◆ Task description ◆
Looking at the listing below, work out the number of lines where the string "heading" shows up, and give that number only.

+++

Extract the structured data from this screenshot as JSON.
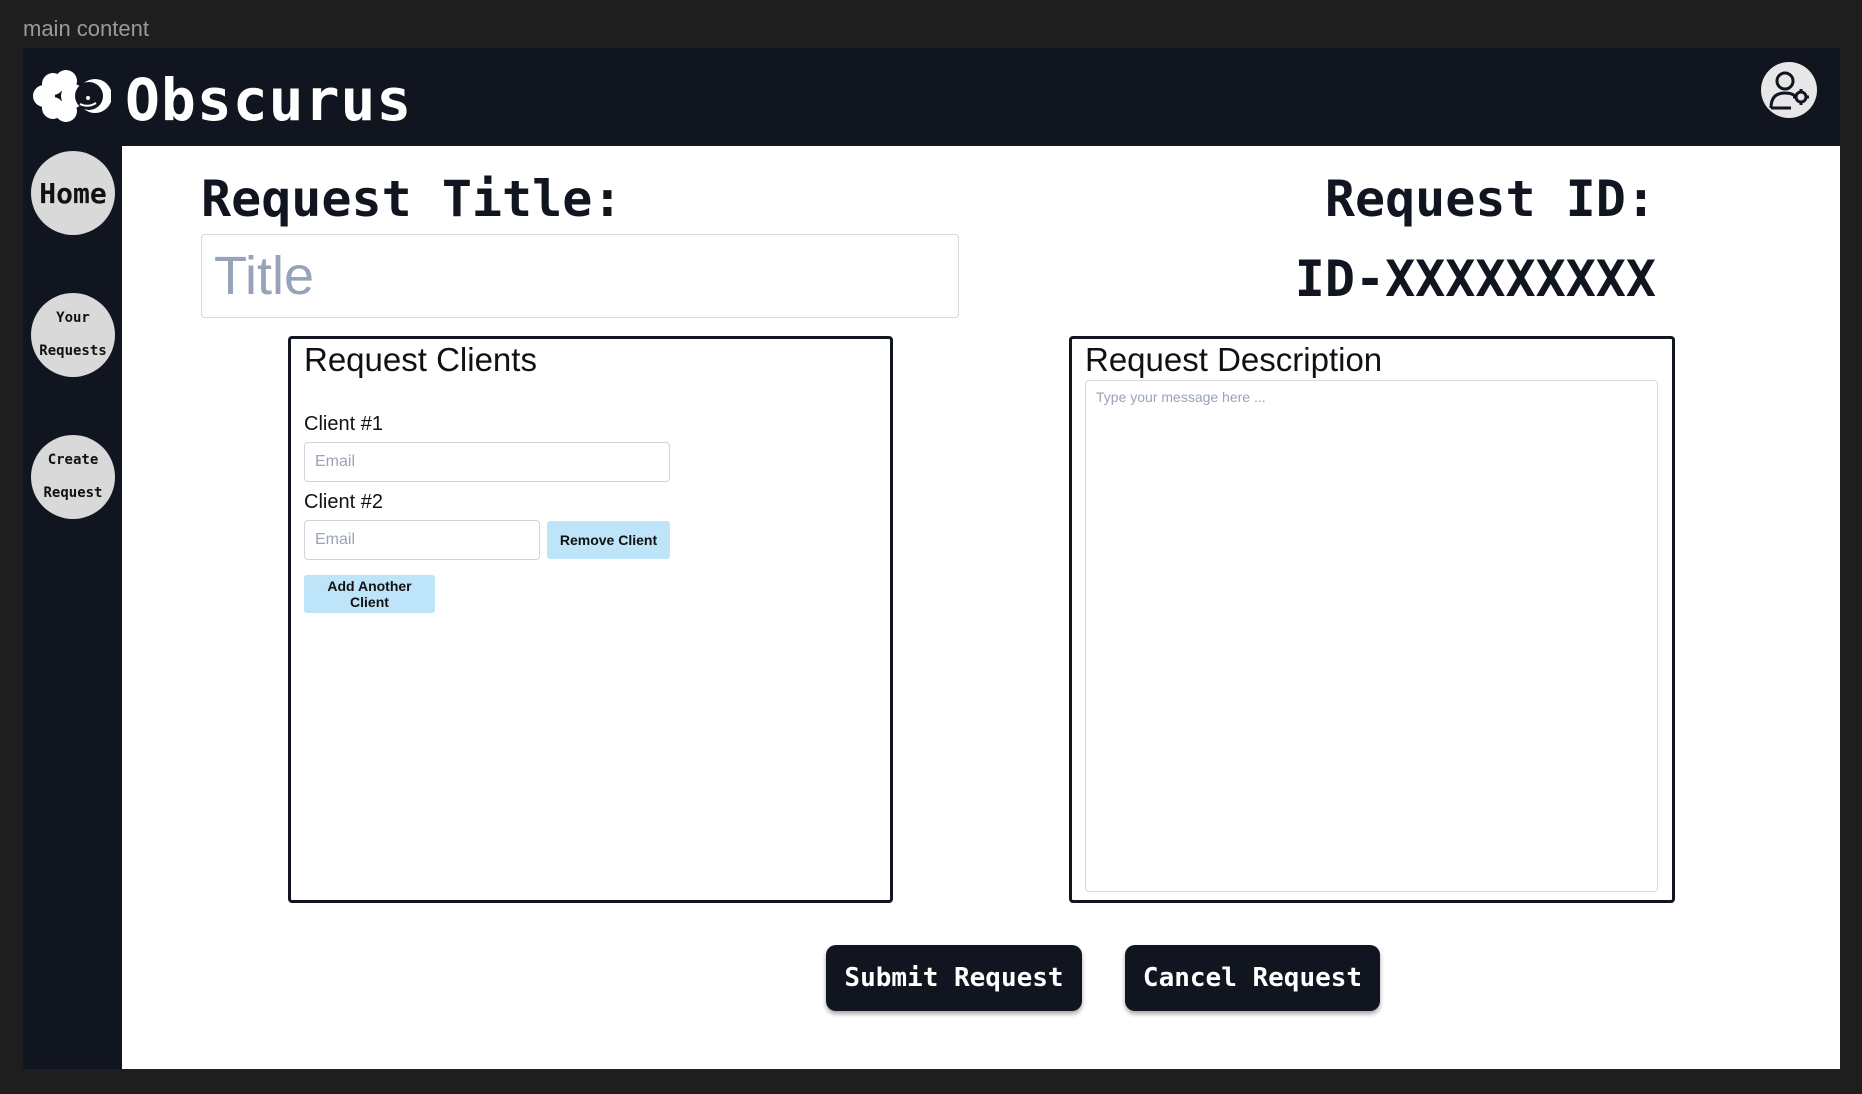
{
  "frame": {
    "label": "main content"
  },
  "app": {
    "name": "Obscurus"
  },
  "icons": {
    "logo": "cloud-moon-logo-icon",
    "profile": "user-settings-icon"
  },
  "sidebar": {
    "items": [
      {
        "label": "Home"
      },
      {
        "label_line1": "Your",
        "label_line2": "Requests"
      },
      {
        "label_line1": "Create",
        "label_line2": "Request"
      }
    ]
  },
  "form": {
    "title_label": "Request Title:",
    "title_placeholder": "Title",
    "id_label": "Request ID:",
    "id_value": "ID-XXXXXXXXX"
  },
  "clients": {
    "heading": "Request Clients",
    "items": [
      {
        "label": "Client #1",
        "placeholder": "Email"
      },
      {
        "label": "Client #2",
        "placeholder": "Email",
        "remove_label": "Remove Client"
      }
    ],
    "add_label": "Add Another Client"
  },
  "description": {
    "heading": "Request Description",
    "placeholder": "Type your message here ..."
  },
  "actions": {
    "submit_label": "Submit Request",
    "cancel_label": "Cancel Request"
  },
  "colors": {
    "app_dark": "#111520",
    "button_light_blue": "#bde4f8",
    "nav_circle": "#d9d9d9"
  }
}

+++

◆ Response ◆
2